National Celiac Disease Awareness Day
Every year on September 13, National Celiac Disease Awareness Day encourages us to support those who suffer from celiac disease, an auto-immune disease that is estimated to affect 3 million people in the United States alone. National Celiac Awareness Day promotes the importance of diagnosis as well as bringing resources and support to those who have already been diagnosed. A Senate resolution calling for the commemoration gained unanimous approval on Aug. 3, 2010. In marking the awareness day, the Senate “recognizes that all people of the United States should become more informed and aware of celiac disease,” the resolution stated.

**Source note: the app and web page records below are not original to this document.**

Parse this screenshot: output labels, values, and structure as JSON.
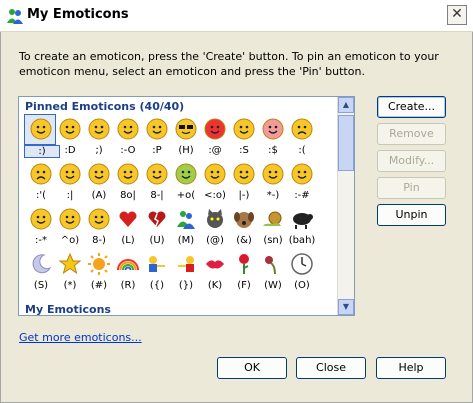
{
  "window": {
    "title": "My Emoticons"
  },
  "intro": "To create an emoticon, press the 'Create' button.  To pin an emoticon to your emoticon menu, select an emoticon and press the 'Pin' button.",
  "list": {
    "pinned_title": "Pinned Emoticons (40/40)",
    "my_title": "My Emoticons",
    "rows": [
      [
        {
          "icon": "smile-face-icon",
          "code": ":)"
        },
        {
          "icon": "big-grin-icon",
          "code": ":D"
        },
        {
          "icon": "wink-icon",
          "code": ";)"
        },
        {
          "icon": "surprised-icon",
          "code": ":-O"
        },
        {
          "icon": "tongue-out-icon",
          "code": ":P"
        },
        {
          "icon": "sunglasses-face-icon",
          "code": "(H)"
        },
        {
          "icon": "angry-face-icon",
          "code": ":@"
        },
        {
          "icon": "confused-face-icon",
          "code": ":S"
        },
        {
          "icon": "embarrassed-face-icon",
          "code": ":$"
        },
        {
          "icon": "sad-face-icon",
          "code": ":("
        }
      ],
      [
        {
          "icon": "crying-face-icon",
          "code": ":'("
        },
        {
          "icon": "disappointed-face-icon",
          "code": ":|"
        },
        {
          "icon": "angel-face-icon",
          "code": "(A)"
        },
        {
          "icon": "baring-teeth-icon",
          "code": "8o|"
        },
        {
          "icon": "nerd-face-icon",
          "code": "8-|"
        },
        {
          "icon": "sick-face-icon",
          "code": "+o("
        },
        {
          "icon": "party-face-icon",
          "code": "<:o)"
        },
        {
          "icon": "sleepy-face-icon",
          "code": "|-)"
        },
        {
          "icon": "thinking-face-icon",
          "code": "*-)"
        },
        {
          "icon": "dont-tell-face-icon",
          "code": ":-#"
        }
      ],
      [
        {
          "icon": "secret-telling-icon",
          "code": ":-*"
        },
        {
          "icon": "eye-rolling-icon",
          "code": "^o)"
        },
        {
          "icon": "sarcastic-face-icon",
          "code": "8-)"
        },
        {
          "icon": "red-heart-icon",
          "code": "(L)"
        },
        {
          "icon": "broken-heart-icon",
          "code": "(U)"
        },
        {
          "icon": "messenger-icon",
          "code": "(M)"
        },
        {
          "icon": "cat-face-icon",
          "code": "(@)"
        },
        {
          "icon": "dog-face-icon",
          "code": "(&)"
        },
        {
          "icon": "snail-icon",
          "code": "(sn)"
        },
        {
          "icon": "black-sheep-icon",
          "code": "(bah)"
        }
      ],
      [
        {
          "icon": "sleeping-moon-icon",
          "code": "(S)"
        },
        {
          "icon": "star-icon",
          "code": "(*)"
        },
        {
          "icon": "sun-icon",
          "code": "(#)"
        },
        {
          "icon": "rainbow-icon",
          "code": "(R)"
        },
        {
          "icon": "hug-left-icon",
          "code": "({)"
        },
        {
          "icon": "hug-right-icon",
          "code": "(})"
        },
        {
          "icon": "red-lips-icon",
          "code": "(K)"
        },
        {
          "icon": "red-rose-icon",
          "code": "(F)"
        },
        {
          "icon": "wilted-rose-icon",
          "code": "(W)"
        },
        {
          "icon": "clock-icon",
          "code": "(O)"
        }
      ]
    ]
  },
  "buttons": {
    "create": "Create...",
    "remove": "Remove",
    "modify": "Modify...",
    "pin": "Pin",
    "unpin": "Unpin",
    "ok": "OK",
    "close": "Close",
    "help": "Help"
  },
  "link": "Get more emoticons...",
  "colors": {
    "accent": "#316ac5",
    "face_yellow": "#f7c72a",
    "link": "#0033cc",
    "section_title": "#1d3f86"
  }
}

Celiac disease was first discovered in 1888 by Samuel Gee, a pediatrician who recognized that the symptoms he was observing were all tied to the diet of his patients. Those with celiac disease avoid gluten due to the immune response that damages the villi in the small intestine. Over time, the damage prevents the absorption of nutrients into the body. Grains such as wheat, barley, rye, and even some oat products contain gluten. Left undiagnosed or untreated, celiac disease can lead to other disorders, including cancer, osteoporosis and infertility.
Here are some things to keep in mind on National Celiac Disease Awareness Day:
Try a gluten-free diet. Some people — unaware of their own sensitivity to gluten — find that they feel much better when they stop eating foods containing the protein.
Learn where gluten hides. Foods like soups, salad dressings, and soy sauce can unexpectedly contain gluten. If you're eating out, don't be afraid to ask if a food contains gluten.
Reading food labels. Whether you're suffering from celiac disease or not, this is one of the best ways to monitor our health.
Facts about Celiac Disease
Celiac disease is more common in Caucasians, women, people with Down syndrome, and patients with type 1 diabetes.
People with gluten sensitivity may experience bloating and diarrhea — but only people with celiac disease have compromised immune systems as a result of this disease.
The number of Americans with celiac disease is increasing — possibly due to increased awareness and better diagnostic techniques.
Digestive symptoms are more common in infants and children. These include abdominal pain, diarrhea, vomiting, and constipation.
Adult symptoms of celiac disease include unexplained iron-deficiency anemia, fatigue, bone or joint pain, arthritis, osteoporosis or osteopenia (bone loss), liver disorders and depression.
It is estimated that about 97 percent of celiac cases go undiagnosed in the U.S., leaving many people to suffer needlessly.
What can I eat if I have Celiac Disease?
Naturally Gluten-Free Food Groups include, fruits and vegetables, meat and poultry, dairy, fish and seafood, beans and other legumes, and nuts. Most grocery stores offer gluten-free sections to accommodate a number of manufactures who are now providing gluten-free alternatives.
If you think you are suffering from celiac disease, contact your primary care provider for a check—up and consultation. If you do not have a primary care provider, contact the CCMH Medical Clinic at 712-265-2700.